Karen and I were part of the same theatre group for some time, and there are a lot of conversations with other members preserved in these records. Conversations with members of our old faith community about the things that were going on in our lives. I miss those friends, with all too many of whom I’ve fallen out of touch.

I love the opportunity to live in different places. You never know when you move to a new place if you’re going to like it or not…sometimes it’s a wonderful experience, sometimes a terrible one, but always an experience from which one grows. Recently, though, I’ve been thinking that I’ve only one or two big moves left in me. Partly this is because I’m starting to feel old, but I think that this falling out of touch is a large part of the problem. After moving back to the South recently, we’ve had the chance to re-connect with many old friends that now live only a few minutes or hours away instead of all the way down the East coast. I’ve cherished those opportunities, but I’ve discovered, as well, just how dynamic all of our lives are.

I mean, that works out well in theory…we know we’re not static, that our experiences and relationships are always altering the way we navigate through this journey called life…but it’s much more striking in practice. As we’ve re-connected with old friends, I’ve noticed profound differences at times, even to the point that I’m not certain friendships would have formed between some of us had we met now. I’ve also heard the stories of what has transpired in their lives since last we were in regular contact, and I understand, at some basic level, why these changes have happened. I’m only left wondering how it is that I’ve changed, how different I must seem to these old friends.

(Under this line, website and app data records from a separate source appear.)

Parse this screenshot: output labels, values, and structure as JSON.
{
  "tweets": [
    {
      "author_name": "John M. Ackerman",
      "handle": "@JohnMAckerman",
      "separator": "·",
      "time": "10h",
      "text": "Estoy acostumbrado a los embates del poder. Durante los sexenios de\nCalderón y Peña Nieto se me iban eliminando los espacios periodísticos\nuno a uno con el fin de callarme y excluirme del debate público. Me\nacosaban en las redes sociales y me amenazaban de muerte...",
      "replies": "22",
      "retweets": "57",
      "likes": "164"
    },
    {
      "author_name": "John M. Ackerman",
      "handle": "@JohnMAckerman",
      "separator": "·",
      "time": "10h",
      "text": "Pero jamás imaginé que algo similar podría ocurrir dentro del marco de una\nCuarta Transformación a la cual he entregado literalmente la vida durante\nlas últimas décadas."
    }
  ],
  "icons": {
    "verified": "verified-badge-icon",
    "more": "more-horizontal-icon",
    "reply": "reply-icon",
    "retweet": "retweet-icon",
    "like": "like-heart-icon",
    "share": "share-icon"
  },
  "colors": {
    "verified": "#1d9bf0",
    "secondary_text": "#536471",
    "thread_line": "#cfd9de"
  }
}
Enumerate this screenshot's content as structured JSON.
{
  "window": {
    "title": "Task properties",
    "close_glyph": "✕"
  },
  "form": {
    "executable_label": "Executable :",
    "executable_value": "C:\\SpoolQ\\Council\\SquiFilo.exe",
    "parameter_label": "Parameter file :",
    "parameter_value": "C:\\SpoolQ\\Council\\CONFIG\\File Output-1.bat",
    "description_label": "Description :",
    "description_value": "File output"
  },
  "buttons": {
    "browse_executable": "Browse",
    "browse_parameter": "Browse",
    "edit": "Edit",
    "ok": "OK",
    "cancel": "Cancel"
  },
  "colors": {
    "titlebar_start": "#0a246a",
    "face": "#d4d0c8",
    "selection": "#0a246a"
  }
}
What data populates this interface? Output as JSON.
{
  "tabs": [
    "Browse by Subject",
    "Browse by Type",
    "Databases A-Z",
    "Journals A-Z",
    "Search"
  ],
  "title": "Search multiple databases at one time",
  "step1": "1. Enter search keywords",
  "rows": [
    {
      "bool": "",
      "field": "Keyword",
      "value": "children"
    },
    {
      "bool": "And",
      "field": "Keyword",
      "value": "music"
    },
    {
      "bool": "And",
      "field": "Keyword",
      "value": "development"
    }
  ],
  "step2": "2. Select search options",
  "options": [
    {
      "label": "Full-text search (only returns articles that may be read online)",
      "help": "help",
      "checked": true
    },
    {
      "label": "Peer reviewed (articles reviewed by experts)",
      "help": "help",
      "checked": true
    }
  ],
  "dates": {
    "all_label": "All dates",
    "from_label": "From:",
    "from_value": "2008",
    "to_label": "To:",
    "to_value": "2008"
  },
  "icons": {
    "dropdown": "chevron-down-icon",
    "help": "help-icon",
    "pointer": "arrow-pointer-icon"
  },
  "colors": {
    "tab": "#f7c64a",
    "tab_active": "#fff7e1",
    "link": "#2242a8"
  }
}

Advent is winding down, and Christmas in mere days away. I’ve lived long enough, and traveled around enough, to have friends in many places. Most of them I won’t speak to before Christmas aside from cursory greetings on cards, but there are days when I carry them all with me heavily through the day.

It’s frighteningly difficult to remember at times how interconnected our lives are. Today, we are interconnected despite geographical distances. I hope we can all slow down this week and remember each other, because that’s a part of what the Holiday Season is about.